There’s plenty of room for debate—and plenty of actual debate—about how to weigh Roth’s vindictive, insecure worldview against appraisals of his work. Personally, I pay it close to no mind, though there are select moments when the less enjoyable imperfections of his writing overlap with his deficiencies as a human. Others may choose to disregard his place in the canon when hearing of his greater interpersonal sins, and that’s certainly their prerogative. I would say that’s probably a mistake, given how effectively Roth told stories of various selves battling against their own sense of history, culture, politics, ethnicity, religion, sexuality, and power. Roth almost always did this with tremendous momentum, humor, and context. Like many others, I consider my life enriched by his work.
Relatedly, one of my favorite basketball players is Kevin Durant. Durant is a man who, like Roth, cannot handle fame with grace. The latest in a now long history of Durant’s battles with his own haters, on the internet, includes an unsightly collision with obnoxious C-list character actor Michael Rapaport. After Rapaport mildly criticized Durant for acting less than totally enthused during a post-game interview on TNT, this past December, Durant sent Rapoport some private messages. The 2014 NBA MVP’s rhetoric, as screenshots that Rapoport posted publicly demonstrate, escalated quickly into a series of off-color remarks and an invitation to fight outside a specific steakhouse in Manhattan.

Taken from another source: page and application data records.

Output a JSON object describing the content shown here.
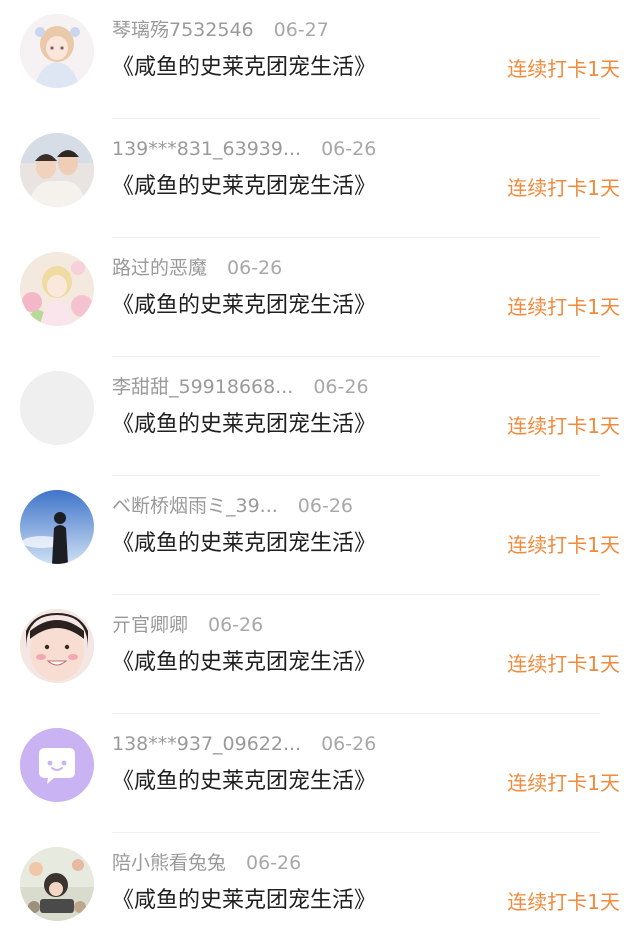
{
  "colors": {
    "streak": "#f08a3c",
    "username": "#9a9a9a",
    "date": "#a8a8a8",
    "title": "#1f1f1f",
    "divider": "#f1f1f1"
  },
  "entries": [
    {
      "username": "琴璃殇7532546",
      "date": "06-27",
      "book": "《咸鱼的史莱克团宠生活》",
      "streak": "连续打卡1天",
      "avatar": "anime-girl-avatar"
    },
    {
      "username": "139***831_63939...",
      "date": "06-26",
      "book": "《咸鱼的史莱克团宠生活》",
      "streak": "连续打卡1天",
      "avatar": "couple-photo-avatar"
    },
    {
      "username": "路过的恶魔",
      "date": "06-26",
      "book": "《咸鱼的史莱克团宠生活》",
      "streak": "连续打卡1天",
      "avatar": "floral-anime-avatar"
    },
    {
      "username": "李甜甜_59918668...",
      "date": "06-26",
      "book": "《咸鱼的史莱克团宠生活》",
      "streak": "连续打卡1天",
      "avatar": "default-gray-avatar"
    },
    {
      "username": "ベ断桥烟雨ミ_39...",
      "date": "06-26",
      "book": "《咸鱼的史莱克团宠生活》",
      "streak": "连续打卡1天",
      "avatar": "sky-silhouette-avatar"
    },
    {
      "username": "亓官卿卿",
      "date": "06-26",
      "book": "《咸鱼的史莱克团宠生活》",
      "streak": "连续打卡1天",
      "avatar": "smiling-face-avatar"
    },
    {
      "username": "138***937_09622...",
      "date": "06-26",
      "book": "《咸鱼的史莱克团宠生活》",
      "streak": "连续打卡1天",
      "avatar": "purple-chat-avatar"
    },
    {
      "username": "陪小熊看兔兔",
      "date": "06-26",
      "book": "《咸鱼的史莱克团宠生活》",
      "streak": "连续打卡1天",
      "avatar": "cartoon-scene-avatar"
    }
  ]
}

Durant was fined $50,000 by the league for the P.R. grief it caused them, and Durant apologized. Embarrassing as all this was, none of it, of course, has anything to do with the astonishing blend of power and finesse that the seven-footer brings to the floor. Physically and aesthetically, he is the definition of a singular player, and clearly plays with a sense of style earned over decades of loving and studying the game. Basketball does not offer quite the number of opportunities to fuse performance with psychology as literature does; Durant’s game is not, in other words, as susceptible to being burdened by his grievances as Roth’s prose might have been.
Differences in medium aside, that the two men are so hotly discussed today—albeit in very different places, and mostly by very different people—is a testament to how fixated our culture is on men who are equal parts broken and brilliant. That neither have ever learned how to let anything go, how to let anything large medium or small melt into water that runs harmlessly down their backs, can be frightening to perceive. Imagine getting all the way to the top of the highest mountain you could find, and being too perturbed by some of the dust you saw near its bottom to enjoy the view.

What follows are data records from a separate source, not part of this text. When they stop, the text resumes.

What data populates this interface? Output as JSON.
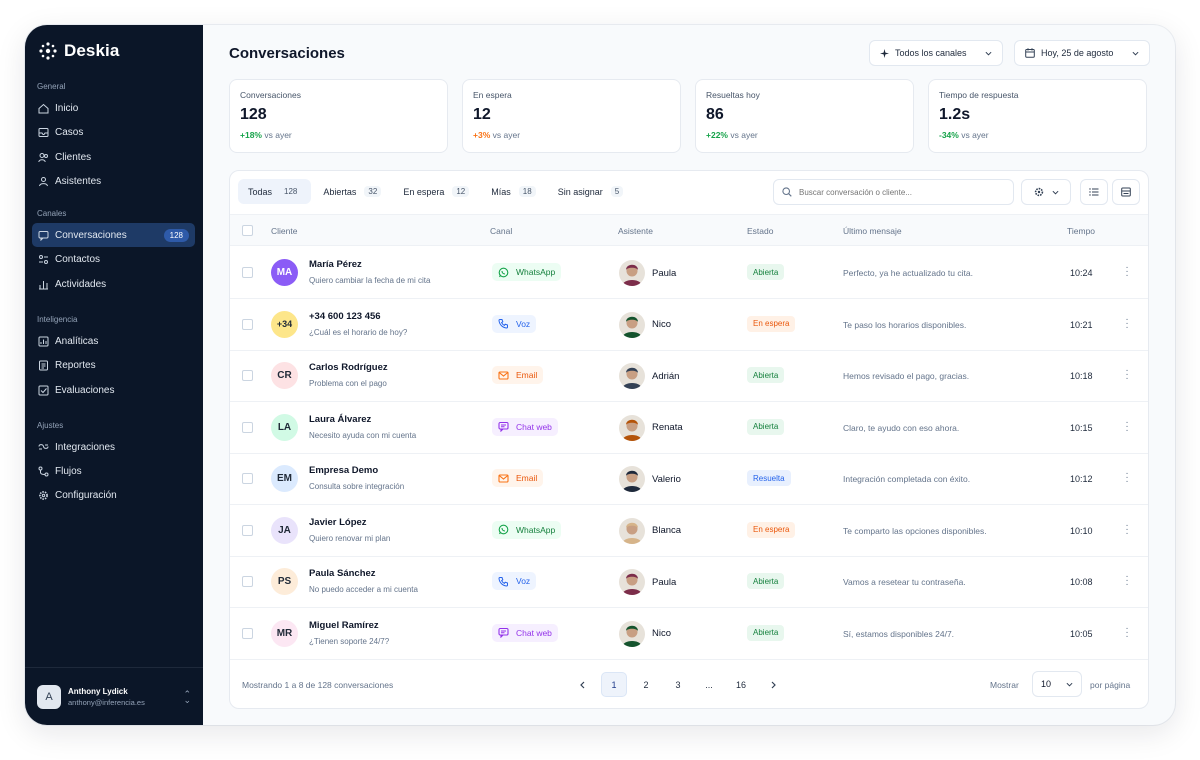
{
  "app": {
    "name": "Deskia"
  },
  "sidebar": {
    "sections": [
      {
        "title": "General",
        "items": [
          {
            "label": "Inicio",
            "icon": "home-icon"
          },
          {
            "label": "Casos",
            "icon": "inbox-icon"
          },
          {
            "label": "Clientes",
            "icon": "users-icon"
          },
          {
            "label": "Asistentes",
            "icon": "user-group-icon"
          }
        ]
      },
      {
        "title": "Canales",
        "items": [
          {
            "label": "Conversaciones",
            "icon": "chat-icon",
            "badge": "128",
            "active": true
          },
          {
            "label": "Contactos",
            "icon": "contacts-icon"
          },
          {
            "label": "Actividades",
            "icon": "activity-icon"
          }
        ]
      },
      {
        "title": "Inteligencia",
        "items": [
          {
            "label": "Analíticas",
            "icon": "analytics-icon"
          },
          {
            "label": "Reportes",
            "icon": "report-icon"
          },
          {
            "label": "Evaluaciones",
            "icon": "evaluation-icon"
          }
        ]
      },
      {
        "title": "Ajustes",
        "items": [
          {
            "label": "Integraciones",
            "icon": "integration-icon"
          },
          {
            "label": "Flujos",
            "icon": "flow-icon"
          },
          {
            "label": "Configuración",
            "icon": "settings-icon"
          }
        ]
      }
    ],
    "user": {
      "initial": "A",
      "name": "Anthony Lydick",
      "email": "anthony@inferencia.es"
    }
  },
  "header": {
    "title": "Conversaciones",
    "channel_filter": "Todos los canales",
    "date_filter": "Hoy, 25 de agosto"
  },
  "kpis": [
    {
      "label": "Conversaciones",
      "value": "128",
      "delta": "+18%",
      "delta_kind": "up",
      "suffix": "vs ayer"
    },
    {
      "label": "En espera",
      "value": "12",
      "delta": "+3%",
      "delta_kind": "warn",
      "suffix": "vs ayer"
    },
    {
      "label": "Resueltas hoy",
      "value": "86",
      "delta": "+22%",
      "delta_kind": "up",
      "suffix": "vs ayer"
    },
    {
      "label": "Tiempo de respuesta",
      "value": "1.2s",
      "delta": "-34%",
      "delta_kind": "down",
      "suffix": "vs ayer"
    }
  ],
  "tabs": [
    {
      "label": "Todas",
      "count": "128",
      "active": true
    },
    {
      "label": "Abiertas",
      "count": "32"
    },
    {
      "label": "En espera",
      "count": "12"
    },
    {
      "label": "Mías",
      "count": "18"
    },
    {
      "label": "Sin asignar",
      "count": "5"
    }
  ],
  "search": {
    "placeholder": "Buscar conversación o cliente..."
  },
  "table": {
    "columns": [
      "Cliente",
      "Canal",
      "Asistente",
      "Estado",
      "Último mensaje",
      "Tiempo"
    ],
    "rows": [
      {
        "initials": "MA",
        "avatar_bg": "#8b5cf6",
        "avatar_fg": "#ffffff",
        "name": "María Pérez",
        "subject": "Quiero cambiar la fecha de mi cita",
        "channel": "WhatsApp",
        "channel_kind": "whatsapp",
        "agent": "Paula",
        "agent_tone": "#7c2d4a",
        "status": "Abierta",
        "status_kind": "open",
        "last_message": "Perfecto, ya he actualizado tu cita.",
        "time": "10:24"
      },
      {
        "initials": "+34",
        "avatar_bg": "#fde68a",
        "avatar_fg": "#1f2937",
        "name": "+34 600 123 456",
        "subject": "¿Cuál es el horario de hoy?",
        "channel": "Voz",
        "channel_kind": "voice",
        "agent": "Nico",
        "agent_tone": "#14532d",
        "status": "En espera",
        "status_kind": "wait",
        "last_message": "Te paso los horarios disponibles.",
        "time": "10:21"
      },
      {
        "initials": "CR",
        "avatar_bg": "#fde2e4",
        "avatar_fg": "#1f2937",
        "name": "Carlos Rodríguez",
        "subject": "Problema con el pago",
        "channel": "Email",
        "channel_kind": "email",
        "agent": "Adrián",
        "agent_tone": "#334155",
        "status": "Abierta",
        "status_kind": "open",
        "last_message": "Hemos revisado el pago, gracias.",
        "time": "10:18"
      },
      {
        "initials": "LA",
        "avatar_bg": "#d1fae5",
        "avatar_fg": "#1f2937",
        "name": "Laura Álvarez",
        "subject": "Necesito ayuda con mi cuenta",
        "channel": "Chat web",
        "channel_kind": "chat",
        "agent": "Renata",
        "agent_tone": "#b45309",
        "status": "Abierta",
        "status_kind": "open",
        "last_message": "Claro, te ayudo con eso ahora.",
        "time": "10:15"
      },
      {
        "initials": "EM",
        "avatar_bg": "#dbeafe",
        "avatar_fg": "#1f2937",
        "name": "Empresa Demo",
        "subject": "Consulta sobre integración",
        "channel": "Email",
        "channel_kind": "email",
        "agent": "Valerio",
        "agent_tone": "#1e293b",
        "status": "Resuelta",
        "status_kind": "done",
        "last_message": "Integración completada con éxito.",
        "time": "10:12"
      },
      {
        "initials": "JA",
        "avatar_bg": "#e9e3fb",
        "avatar_fg": "#1f2937",
        "name": "Javier López",
        "subject": "Quiero renovar mi plan",
        "channel": "WhatsApp",
        "channel_kind": "whatsapp",
        "agent": "Blanca",
        "agent_tone": "#d6b48a",
        "status": "En espera",
        "status_kind": "wait",
        "last_message": "Te comparto las opciones disponibles.",
        "time": "10:10"
      },
      {
        "initials": "PS",
        "avatar_bg": "#fdecd9",
        "avatar_fg": "#1f2937",
        "name": "Paula Sánchez",
        "subject": "No puedo acceder a mi cuenta",
        "channel": "Voz",
        "channel_kind": "voice",
        "agent": "Paula",
        "agent_tone": "#7c2d4a",
        "status": "Abierta",
        "status_kind": "open",
        "last_message": "Vamos a resetear tu contraseña.",
        "time": "10:08"
      },
      {
        "initials": "MR",
        "avatar_bg": "#fce7f3",
        "avatar_fg": "#1f2937",
        "name": "Miguel Ramírez",
        "subject": "¿Tienen soporte 24/7?",
        "channel": "Chat web",
        "channel_kind": "chat",
        "agent": "Nico",
        "agent_tone": "#14532d",
        "status": "Abierta",
        "status_kind": "open",
        "last_message": "Sí, estamos disponibles 24/7.",
        "time": "10:05"
      }
    ]
  },
  "footer": {
    "summary": "Mostrando 1 a 8 de 128 conversaciones",
    "pages": [
      "1",
      "2",
      "3",
      "...",
      "16"
    ],
    "current_page": "1",
    "show_label": "Mostrar",
    "per_page": "10",
    "per_page_label": "por página"
  },
  "colors": {
    "sidebar_bg": "#0b1628",
    "accent": "#1e3a66",
    "whatsapp": "#16a34a",
    "voice": "#2563eb",
    "email": "#f97316",
    "chat": "#9333ea"
  }
}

Durant is 32, and has plenty of time to change this difficulty with joy and satisfaction about himself—and not die, as Roth did, feeling like his imagined enemies are living too well, and being so bothered by this that he made sure his ghost went on to talk smack from beyond his grave. There seems to be quite a ways to go, though: a big stage, hateful excoriation of the man probably most remembered for appearing in a single sketch on “Chappelle’s Show” suggests as much, anyway. Rapaport’s instigating criticism was tepid, and lame—hardly fighting words, as Durant seems to have taken them, and more accurately just the kind of replacement-level, nothing-burger brainjunk that Twitter is too full of to really quantify.
Roth was well into his 70’s when social media took over the cultural world, and it’s fair to wonder whether he could have handled the bandwidth it gives to skeptics of all sizes, had it overlapped with the zenith of his career and life as it has Durant’s. The sea of visible, recorded negativity is simply so much larger than it used to be, and it has done a gnarly number on celebrity ego at large. There are many dark ways to be overly logged on, but that of the famous person who is addicted to seeing and responding to bad comments about them is one of the tougher ones to swallow. Durant appears very unhappy when he does this; like he is much closer drowning in that sea than logging off. I, for one, sincerely hope that Durant learns to let go enough that in the years after his playing career, he avoids a Roth-like fame arc, and we are able speak more of his excellence on the court than his bitterness off of it.